What to do if your heatmap shows your webpage is full of distractions?The hard data of a heatmap cuts through assumptions and tells you exactly where your visitors are clicking. If your clickmap reveals users are clicking on distracting or non-clickable page elements, design a new web page to tese. Areas to consider when developing the creative work include:
- How could you simplify your page design to make important elements (like copy and call to action buttons) more obvious?
- Could moving or redesigning navigation bars and other page elements make your page less cluttered and confusing?
- Does your page design emphasize the important, or are users drawn to page elements that decrease your conversion rate?
3. Learn how much of your content users read
Even if your web content is the most gripping piece of prose in the world, it's wasted if no-one reads it. Scrollmaps tell you how far users are scrolling down your page, so you can see if they’re truly engaging with your content.
If your website has large amounts of copy or long product descriptions, measuring user engagement with a scrollmap is a great way to discover how much attention your copy is receiving.
Scrollmaps can also help you discover page elements that are “hidden” out of view due to their placement on your product page. Call to action buttons below the fold may not be getting seen at all because users simply aren’t scrolling far enough.
From user reviews to product information, some of the most important content on your website might only be seen by a fraction of your visitors. Scroll maps give you an objective analysis of what users see and what they often miss out on.
What to do if your scroll map identifies content opportunities?With scrollmap analysis, you can discover which content is being viewed and which isn’t, giving you valuable clues to redesign your page for increased conversions. If your scrollmap shows users aren’t viewing all of your page content,think about the following areas when you brief your designer:
- Is the content that users see the most important and effective? “Hiding” great content below the fold is no good – it needs to be visible to influence users.
- Are important page elements (such as user reviews, ratings and guarantee information) hidden from view because they’re too far down the page?
- Could repositioning important content above the fold increase your page’s conversion rate?
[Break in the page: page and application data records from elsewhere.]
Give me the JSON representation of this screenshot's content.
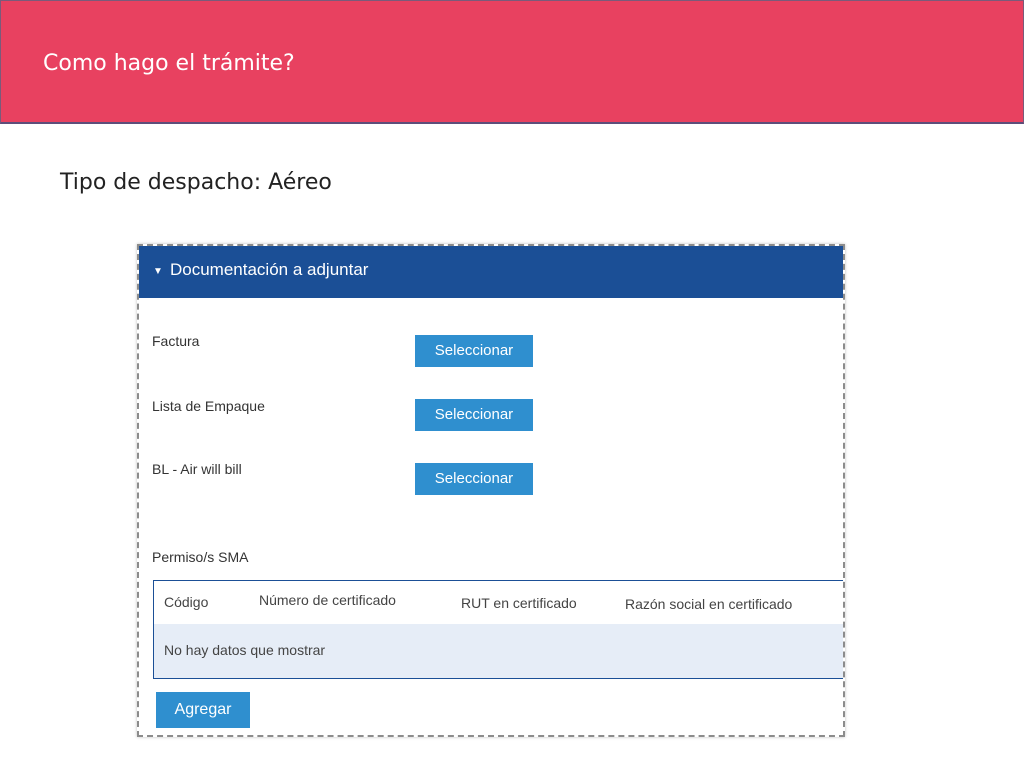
{
  "slide": {
    "title": "Como hago el trámite?",
    "subtitle": "Tipo de despacho: Aéreo"
  },
  "panel": {
    "caret": "▼",
    "title": "Documentación a adjuntar",
    "documents": [
      {
        "label": "Factura",
        "button": "Seleccionar"
      },
      {
        "label": "Lista de Empaque",
        "button": "Seleccionar"
      },
      {
        "label": "BL - Air will bill",
        "button": "Seleccionar"
      }
    ],
    "permits": {
      "label": "Permiso/s SMA",
      "columns": [
        "Código",
        "Número de certificado",
        "RUT en certificado",
        "Razón social en certificado"
      ],
      "empty_message": "No hay datos que mostrar",
      "add_button": "Agregar"
    }
  },
  "colors": {
    "header_bg": "#e84160",
    "panel_header_bg": "#1b4f96",
    "button_bg": "#2f8fcf",
    "empty_row_bg": "#e6edf7"
  }
}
Learn more about using heatmaps for Conversion Rate OptimisationIs your landing page not performing up to expectations? Are users ‘bouncing’ from your website for an indeterminate reason? Heatmaps can give you new insight into the way your users behave –a rich source of information to help supercharge your A/B testing.
If you’d like to learn more about heatmaps and how to interpret heatmap data, download our free white paper: How To Use Heatmaps To Increase Your Conversion Rate. Inside, you’ll find detailed advice on how you can use heatmaps for CRO, including:
- Eight different heatmaps used by CRO experts
- Why mouse movement maps shouldn’t be analysed in isolation
- How you can use heatmaps to learn more during a split test
- How heatmaps can be used to validate new page designs